My grandfather bought a Pentax P3 the week I was born. A year of tenuous exposures later, he replaced it with a more automated Pentax SF1. And so, the camera used to take the photos in this article spent the next three and a half decades in a shoebox in Pittsburgh.
During my last visit back home, my grandfather pulled me into his kitchen. “Whaduya think I can get for these?” He dropped a stack of dusty magazines, a half-evaporated snow globe, and the well-worn P3 on his kitchen table. After breaking the disappointing news that none of his treasures had exactly kept pace with inflation, he asked if I wanted to take the camera back with me to New York. I obliged.
Earlier this year my passion for film photography was rekindled during a trip to Paris, a city far better remembered in silver grains than pixels. I had taken my Nikon F100 on that trip, an excellent camera but clunky travel companion. The comparably slender frame of the P3 seduced me at once.
There is something uncanny about holding an object that has been on the earth as long as you. Time expands and contracts each time I pick up my grandfather’s camera. Throughout the peaks and valleys of my life, this little camera waited patiently for the infant it once documented to pick it up and capture a changed world.
Staying true to my goal of building a 35mm travel companion, I paired the P3 with the smallest lens I could find: an SMC Pentax-M 40mm f/2.8. Together they take up about as little space as you could ask from a film SLR. I take them everywhere.
Neither my camera nor lens stand out as exceptional achievements in Pentax’s storied history. But this admission only increases their appeal for me. As someone whose job includes identifying shortcomings in the newest camera equipment on the market, the P3 offers a welcome escape from the cold and clinical appraisals of what makes a camera good. In the end, it always comes down to what a photographer needs. For me, that meant slowing down and reimagining how to picture the world. This humble duo made that possible.
The attributes of the P3 that frustrated my grandfather are what make it so appealing to me. It is a camera that forces you to stop and think about what you are doing. While the P3 offers an auto-exposure mode with certain lenses, the 40mm f/2.8 is not one of them. Exposures are balanced using the P3’s byzantine LED metering system on the side of the viewfinder. Once you crack its code, the process becomes second nature.
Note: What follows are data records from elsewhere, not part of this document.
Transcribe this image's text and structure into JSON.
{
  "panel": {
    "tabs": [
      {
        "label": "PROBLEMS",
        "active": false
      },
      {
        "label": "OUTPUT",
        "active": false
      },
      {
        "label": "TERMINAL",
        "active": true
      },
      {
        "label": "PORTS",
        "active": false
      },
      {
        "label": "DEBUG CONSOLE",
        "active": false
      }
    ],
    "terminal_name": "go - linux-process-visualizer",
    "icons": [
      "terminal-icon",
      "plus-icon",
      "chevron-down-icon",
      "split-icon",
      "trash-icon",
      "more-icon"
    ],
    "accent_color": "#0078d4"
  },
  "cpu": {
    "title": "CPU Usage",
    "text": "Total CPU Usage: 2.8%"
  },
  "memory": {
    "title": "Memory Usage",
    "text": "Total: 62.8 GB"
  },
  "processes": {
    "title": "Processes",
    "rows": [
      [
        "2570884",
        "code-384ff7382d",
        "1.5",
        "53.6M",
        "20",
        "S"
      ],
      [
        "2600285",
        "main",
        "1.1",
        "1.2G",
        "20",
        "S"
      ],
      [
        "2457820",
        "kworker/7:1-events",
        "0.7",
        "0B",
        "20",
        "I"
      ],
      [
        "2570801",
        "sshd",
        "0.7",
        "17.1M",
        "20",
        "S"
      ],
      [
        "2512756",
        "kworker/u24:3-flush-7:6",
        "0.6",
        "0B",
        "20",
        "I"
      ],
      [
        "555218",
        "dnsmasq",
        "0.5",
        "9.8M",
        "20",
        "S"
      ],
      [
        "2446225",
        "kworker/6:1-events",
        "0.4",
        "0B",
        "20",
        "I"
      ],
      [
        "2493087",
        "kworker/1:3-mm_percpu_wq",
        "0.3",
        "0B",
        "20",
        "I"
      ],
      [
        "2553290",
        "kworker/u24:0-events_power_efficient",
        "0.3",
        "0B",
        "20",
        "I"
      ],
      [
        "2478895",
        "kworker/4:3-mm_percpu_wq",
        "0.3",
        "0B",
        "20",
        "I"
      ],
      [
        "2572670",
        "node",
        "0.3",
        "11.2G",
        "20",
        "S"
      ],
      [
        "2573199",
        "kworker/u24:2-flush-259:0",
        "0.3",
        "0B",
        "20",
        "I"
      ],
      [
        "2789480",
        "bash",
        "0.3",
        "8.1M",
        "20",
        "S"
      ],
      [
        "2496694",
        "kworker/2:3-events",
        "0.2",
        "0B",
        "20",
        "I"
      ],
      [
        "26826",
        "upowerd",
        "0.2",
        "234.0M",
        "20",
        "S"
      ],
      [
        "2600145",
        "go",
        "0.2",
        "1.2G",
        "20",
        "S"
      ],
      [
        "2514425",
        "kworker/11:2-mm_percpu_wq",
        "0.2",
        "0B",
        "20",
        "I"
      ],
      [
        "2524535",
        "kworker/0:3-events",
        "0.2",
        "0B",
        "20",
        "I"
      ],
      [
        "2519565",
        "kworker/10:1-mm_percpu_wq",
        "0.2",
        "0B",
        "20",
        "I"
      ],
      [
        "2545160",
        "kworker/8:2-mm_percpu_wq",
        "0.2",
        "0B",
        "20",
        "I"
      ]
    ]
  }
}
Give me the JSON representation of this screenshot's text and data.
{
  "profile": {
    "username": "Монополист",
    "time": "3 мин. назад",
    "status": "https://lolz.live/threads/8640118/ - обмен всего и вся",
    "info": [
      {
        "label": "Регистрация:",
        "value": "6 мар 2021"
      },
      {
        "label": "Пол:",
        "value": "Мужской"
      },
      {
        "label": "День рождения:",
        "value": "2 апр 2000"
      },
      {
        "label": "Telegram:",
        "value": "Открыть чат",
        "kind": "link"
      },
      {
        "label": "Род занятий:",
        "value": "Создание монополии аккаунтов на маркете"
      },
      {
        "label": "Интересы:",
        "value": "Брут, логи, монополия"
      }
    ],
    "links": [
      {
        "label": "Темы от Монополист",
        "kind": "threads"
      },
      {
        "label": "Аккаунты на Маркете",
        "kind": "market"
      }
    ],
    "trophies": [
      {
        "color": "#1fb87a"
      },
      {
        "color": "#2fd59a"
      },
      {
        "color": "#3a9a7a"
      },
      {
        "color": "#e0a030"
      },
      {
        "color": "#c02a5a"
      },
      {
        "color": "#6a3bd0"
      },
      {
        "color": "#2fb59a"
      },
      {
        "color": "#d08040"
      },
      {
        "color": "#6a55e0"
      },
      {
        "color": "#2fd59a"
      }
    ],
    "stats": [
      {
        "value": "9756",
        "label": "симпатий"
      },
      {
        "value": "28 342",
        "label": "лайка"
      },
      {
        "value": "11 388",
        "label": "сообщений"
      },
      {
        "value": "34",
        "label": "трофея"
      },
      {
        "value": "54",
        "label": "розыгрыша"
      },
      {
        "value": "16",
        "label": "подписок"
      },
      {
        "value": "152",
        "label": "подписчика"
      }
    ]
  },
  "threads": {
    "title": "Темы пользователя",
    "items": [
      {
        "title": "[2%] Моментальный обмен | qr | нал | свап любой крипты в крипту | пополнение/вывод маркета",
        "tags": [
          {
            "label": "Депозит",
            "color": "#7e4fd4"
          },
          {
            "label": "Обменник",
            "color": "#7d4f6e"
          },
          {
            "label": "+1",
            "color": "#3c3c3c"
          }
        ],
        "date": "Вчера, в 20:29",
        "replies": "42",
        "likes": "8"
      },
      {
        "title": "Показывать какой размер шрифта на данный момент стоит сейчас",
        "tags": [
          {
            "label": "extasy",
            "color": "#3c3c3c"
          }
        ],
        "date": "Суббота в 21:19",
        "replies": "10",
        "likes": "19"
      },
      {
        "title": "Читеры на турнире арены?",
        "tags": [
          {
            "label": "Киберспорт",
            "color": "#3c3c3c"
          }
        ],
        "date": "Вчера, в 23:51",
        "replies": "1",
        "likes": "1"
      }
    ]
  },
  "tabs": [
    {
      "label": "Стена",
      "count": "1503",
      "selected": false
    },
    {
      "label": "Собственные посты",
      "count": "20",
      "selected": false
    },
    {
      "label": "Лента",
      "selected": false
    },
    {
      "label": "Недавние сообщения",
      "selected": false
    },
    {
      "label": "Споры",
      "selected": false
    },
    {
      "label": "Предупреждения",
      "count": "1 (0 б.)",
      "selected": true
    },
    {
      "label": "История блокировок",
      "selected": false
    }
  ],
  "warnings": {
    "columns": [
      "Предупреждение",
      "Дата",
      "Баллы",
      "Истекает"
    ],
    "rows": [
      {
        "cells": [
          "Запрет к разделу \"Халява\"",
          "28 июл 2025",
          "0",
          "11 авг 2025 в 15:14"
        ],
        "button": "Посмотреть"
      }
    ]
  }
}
The first roll of film I used with the P3 was Kodak Portra 800. Exposure after exposure, I was certain its decades-old metering technology was leading me astray. When I dropped off the first roll of film, I mentally prepared myself for blank frames and wasted money. To my surprise, the exposures were nearly all on point—thanks, at least in part, to the forgiving nature of Portra film and the skilled workers at The Color House NY.
Focusing with the 40mm f/2.8 is as tactile of an experience as it is visual. Liberated from the neuroticism of digital zoom assistance or surrender to autofocusing algorithms, focus depends on your eye, hand, and a split-prism viewfinder. Accordingly, sharpness can be unpredictable. Below f/8 I have no expectations—and consequently, I am never disappointed.
Film rewinding is also a manual affair. I accidentally opened the back of the camera by mistake when I “rewound” my first roll, adding a light leak effect the old-fashioned way. Some users complain that the P3 defaults to ISO 100 if there is no DX code on your film. The simple solution is to just use film in cartridges that the camera will recognize.
The most valuable lesson I have taken from my grandfather’s camera is as old as photography itself: You don’t need the most expensive camera and lens on the market to make pictures worth looking at. There are plenty of similar cameras and lenses sitting in attics waiting for an adventurous photographer to bring them back to life. Forget about digital—at least for a minute. Grab a 35mm SLR and make some pictures from scratch. You won’t regret it.
Perhaps you have had an experience like mine. Share your favorite non-iconic camera in the Comments section, below.